Entering the park from the lower southern entrance was new for me and I got to see a part of the park I had not been round previously but no less enjoyable for that. I was taking the opportunity to walk here because I was in Neath anyway as I have lately been working on the website for a new gallery in the town – Queen Street Gallery. Continue reading→
My walk this week included nine gates, not eight, but the gate to the old churchyard on my local marshes was open and so is not included in the soundscape below.
The old St Teilo’s churchyard is a fabulous place and the walk across the marshes, alongside the River Loughor is also a local route I enjoy immensely. If doing a linear walk rather than the circular route,Continue reading→

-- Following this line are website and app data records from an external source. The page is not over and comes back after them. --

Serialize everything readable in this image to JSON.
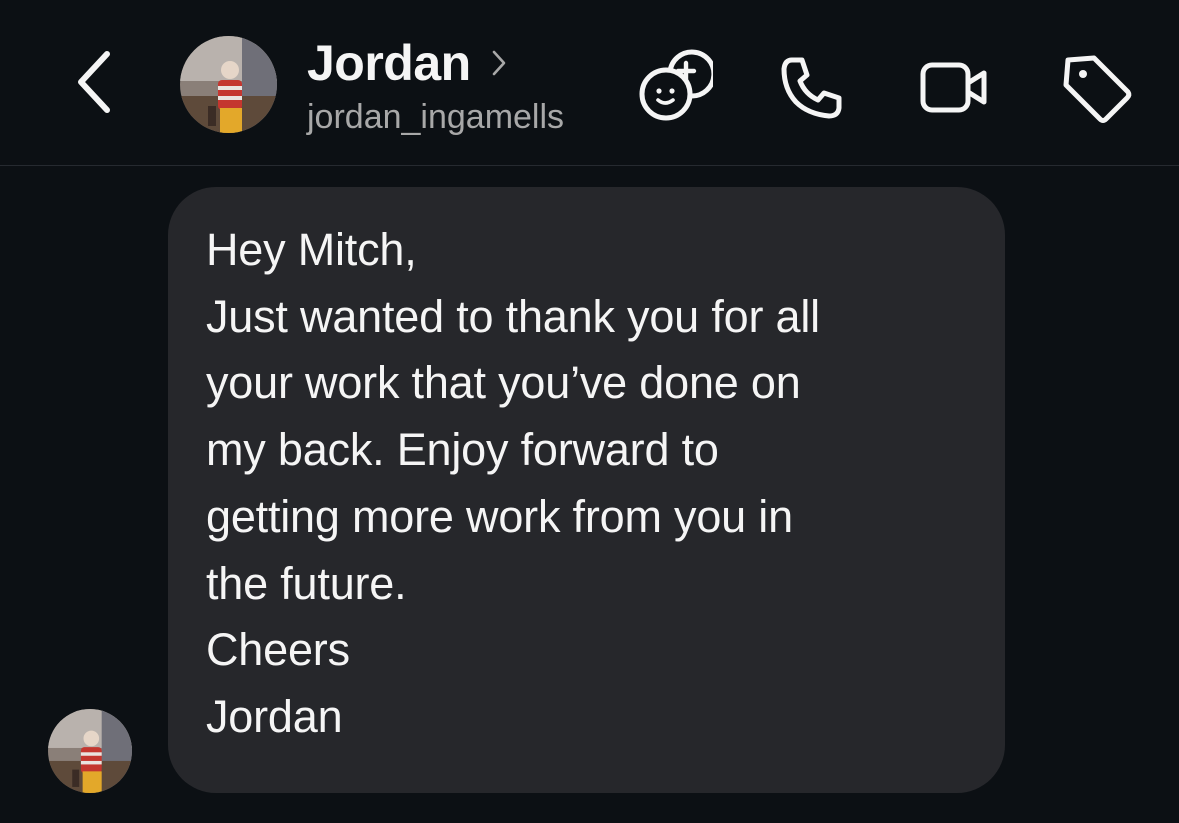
{
  "header": {
    "contact_name": "Jordan",
    "username": "jordan_ingamells",
    "icons": {
      "back": "back-chevron-icon",
      "name_chevron": "chevron-right-icon",
      "add_people": "add-people-icon",
      "call": "phone-icon",
      "video": "video-camera-icon",
      "tag": "tag-icon"
    }
  },
  "conversation": {
    "messages": [
      {
        "sender": "Jordan",
        "lines": [
          "Hey Mitch,",
          "Just wanted to thank you for all",
          "your work that you’ve done on",
          "my back. Enjoy forward to",
          "getting more work from you in",
          "the future.",
          "Cheers",
          "Jordan"
        ]
      }
    ]
  },
  "colors": {
    "background": "#0c1014",
    "bubble": "#26272b",
    "text": "#f5f5f5",
    "secondary_text": "#a8a8a8"
  }
}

Still in York on my walk this week I found myself getting lost! I wasn’t actually lost in that I knew where I was, but I could not find the place I was looking for. I was full of a rotten cold and blame this for being unable to read the sat nav map I tried using on my phone to navigate on my walk to the required shop. I started out from the car park at Clifford’s Tower and passed by St. Mary’s church but then ended up going round and round in circles in the intricate layout of small central streets and passages.
I did a better job of finding my way to meet my niece and walk with her back to my parents’ house. While waiting I found the these gates of interest Continue reading→
Having risen towards the sunlight at the start of this walk, I then had to descend again, and in doing so took a route that led me through a natural tunnel rhododendron tunnel.
This is the final part of my walk this week and a slight change of format. I am no longer going to post a review of the walk each week so if you want top see the rest of the walk you will have to visit the two previous posts.
The tunnel is dark but feels fabulous and the middle of it is the quietest section of the walk. While the images below cover only the last part of this walk, the soundscape is from the whole walk which starts and ends with the sounds of the Dulais River or Afon Dulais.Continue reading→
It may be that the title of this post sounds a little odd, but the Museum in the Park is the name of the museum and it has a beautiful new garden at the back of the building. The park is Stratford Park in Stroud and my walk this week took me around it after viewing a Anne Jackson‘s exhibition of knotted tapestry in the museum gallery.
I entered the garden by the entrance beside the orangery (see previous post) and enjoyed every visual, aural and tactile moment in the place. I can’t includeContinue reading→